Read the Complete Tournament Guide Right Here
A full version of the Tournament Guide is embedded below. Use the white arrows to move from page to page within the document. The down arrow advances one page at a time. Or, you can simply use the scroll bar on the right. NOTE: The “+” control zooms the page to 100% (or larger) for easier reading:

This story by Kerrin Brinkman courtesy the NRA Blog.
Permalink Competition, News No Comments »
August 24th, 2012

CMP Offers Scoring App for iPhones and iPads

CMP iphone scoring appThe Civilian Marksmanship Program (CMP) has developed a handy iPhone App to be used for scoring CMP Matches. The CMP’s program for Apple smart phones and iPads is called, appropriately, iPhone App – CMP. This new App’s easy to use interface allows quick recording of a shooter’s score after each string. The CMP App also calculates your shooting percentages automatically throughout the event. In addition, the shooter can enter notes or record wind, temp and other conditions in a notes field.

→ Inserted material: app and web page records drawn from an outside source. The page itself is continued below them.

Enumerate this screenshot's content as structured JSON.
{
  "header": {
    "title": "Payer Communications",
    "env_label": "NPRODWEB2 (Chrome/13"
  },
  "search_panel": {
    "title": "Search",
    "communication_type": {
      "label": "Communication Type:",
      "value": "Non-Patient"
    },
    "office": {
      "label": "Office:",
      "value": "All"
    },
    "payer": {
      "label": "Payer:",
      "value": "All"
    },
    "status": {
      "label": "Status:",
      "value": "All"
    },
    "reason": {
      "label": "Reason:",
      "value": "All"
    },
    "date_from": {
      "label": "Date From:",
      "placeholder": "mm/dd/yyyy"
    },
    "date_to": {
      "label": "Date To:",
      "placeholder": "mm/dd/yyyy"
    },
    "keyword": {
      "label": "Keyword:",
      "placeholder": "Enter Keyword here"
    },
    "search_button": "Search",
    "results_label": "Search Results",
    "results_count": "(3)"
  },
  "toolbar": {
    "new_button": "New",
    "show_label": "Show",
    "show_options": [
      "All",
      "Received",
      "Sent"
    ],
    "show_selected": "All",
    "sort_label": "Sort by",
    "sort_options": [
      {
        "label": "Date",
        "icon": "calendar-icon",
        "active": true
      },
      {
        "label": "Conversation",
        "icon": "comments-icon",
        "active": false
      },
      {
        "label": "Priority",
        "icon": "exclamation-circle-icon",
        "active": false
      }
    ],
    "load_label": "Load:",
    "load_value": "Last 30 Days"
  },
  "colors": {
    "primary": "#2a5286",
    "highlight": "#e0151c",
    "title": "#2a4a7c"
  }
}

This application is sponsored and endorsed by the Civilian Marksmanship Program and is now the official mobile App for keeping score at CMP-sponsored shooting events. A portion of the proceeds from the sale of the iPhone App – CMP are donated to the CMP. This application is sponsored and endorsed by the Civilian Marksmanship Program and a portion of the proceeds from the sale of this software are donated to the CMP.

The CMP App must be ordered through Apple’s iTunes store and you need iTunes software on your computer to download. Here is the direct product link:
http://itunes.apple.com/us/app/cmp/

Permalink Competition, New Product 2 Comments »
January 10th, 2011

Starrett KineScope — Precision 40X-140X Macro Video Camera

Kinescope Video CameraStarrett, maker of precision measuring tools, has released a very cool digital magnifier. The Starrett KineScope can be hooked up to your laptop or home computer to provide close-up views of gun parts, tool edges, bullet tips, sear surfaces — any small object you want to see in great detail. The KineScope offers 40x to 140x magnification, adjustable with a simple slider on the device. The KineScope connects to your computer’s USB port and VLink imaging software is included. Output resolution is 640×480 pixels.

The KineScope is basically a miniature digital video camera, with precision optics and built-in LED lighting. To use, simply place the KineScope over the object and view the image on your computer monitor. You can capture still images, video, even time-lapse sequences. The video below show how you can easily take precise measurements (including circular diameters). You can also draw lines or annotate the captured images with labels or time stamps. LINK: Kinescope Product Brochure (PDF).

YouTube Preview Image

KineScope for Measuring Benchrest Group Sizes?
With the ability to measure circles, the KineScope could be the ultimate group-size measuring instrument. Will benchrest scorers use such a device some day? It certainly would be more precise than the plastic scoring templates commonly used today. With 140X magnification on tap, the KineScope gives scorers the ability to measure shot holes with extreme precision. However, that precision doesn’t come cheap. Starrett’s KineScope retails for a whopping $831.25. (Source: Manson Tool & Supply.)

Credit Research Assistant Edlongrange for finding the Starrett KineScope.
Permalink - Videos, New Product, Optics 1 Comment »